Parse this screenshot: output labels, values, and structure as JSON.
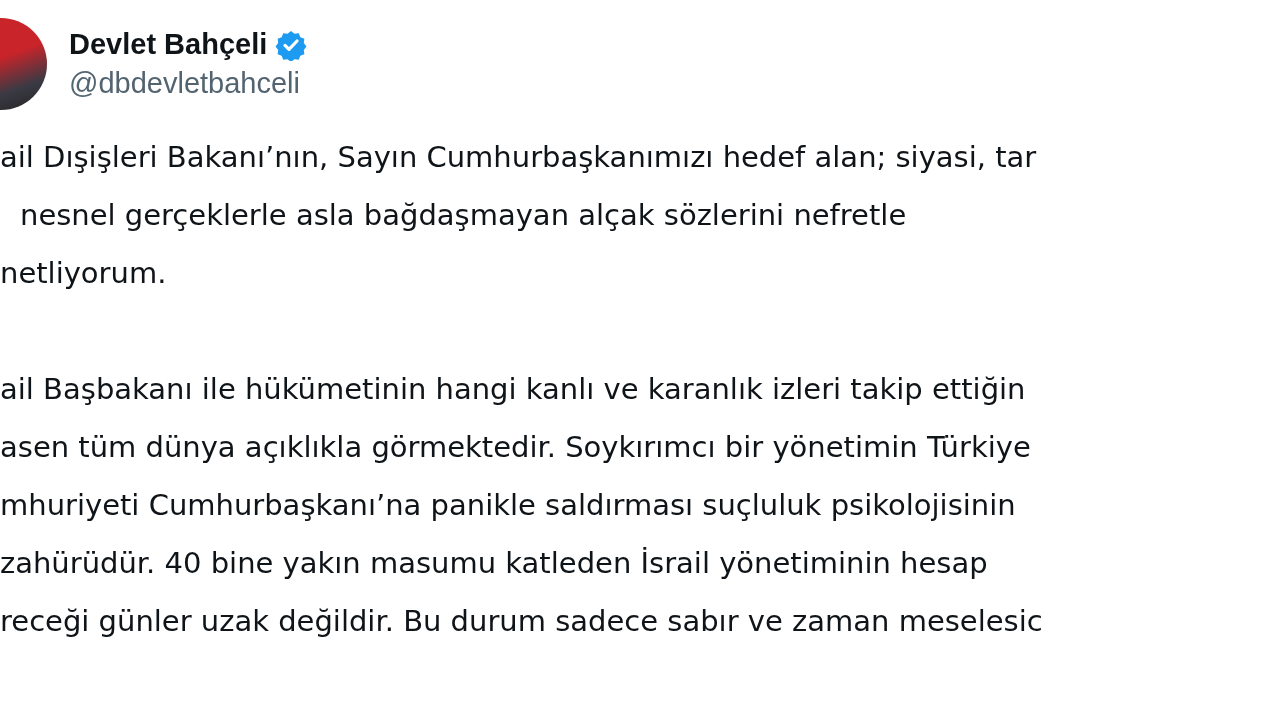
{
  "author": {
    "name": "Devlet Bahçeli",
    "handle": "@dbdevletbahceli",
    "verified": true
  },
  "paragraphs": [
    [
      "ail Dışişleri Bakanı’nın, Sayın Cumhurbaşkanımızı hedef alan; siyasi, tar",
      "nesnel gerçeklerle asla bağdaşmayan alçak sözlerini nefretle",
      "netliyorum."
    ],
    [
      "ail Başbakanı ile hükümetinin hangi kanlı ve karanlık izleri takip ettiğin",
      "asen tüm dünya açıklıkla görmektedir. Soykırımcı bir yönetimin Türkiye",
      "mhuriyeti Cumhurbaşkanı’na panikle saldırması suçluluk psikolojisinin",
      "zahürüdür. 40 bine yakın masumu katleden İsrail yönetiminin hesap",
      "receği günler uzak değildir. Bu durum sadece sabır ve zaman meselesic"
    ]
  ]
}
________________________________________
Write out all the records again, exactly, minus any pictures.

EXERCISE RESULT:
Parse this screenshot: output labels, values, and structure as JSON.
{
  "author": {
    "name": "Devlet Bahçeli",
    "handle": "@dbdevletbahceli",
    "verified": true
  },
  "paragraphs": [
    [
      "ail Dışişleri Bakanı’nın, Sayın Cumhurbaşkanımızı hedef alan; siyasi, tar",
      "nesnel gerçeklerle asla bağdaşmayan alçak sözlerini nefretle",
      "netliyorum."
    ],
    [
      "ail Başbakanı ile hükümetinin hangi kanlı ve karanlık izleri takip ettiğin",
      "asen tüm dünya açıklıkla görmektedir. Soykırımcı bir yönetimin Türkiye",
      "mhuriyeti Cumhurbaşkanı’na panikle saldırması suçluluk psikolojisinin",
      "zahürüdür. 40 bine yakın masumu katleden İsrail yönetiminin hesap",
      "receği günler uzak değildir. Bu durum sadece sabır ve zaman meselesic"
    ]
  ]
}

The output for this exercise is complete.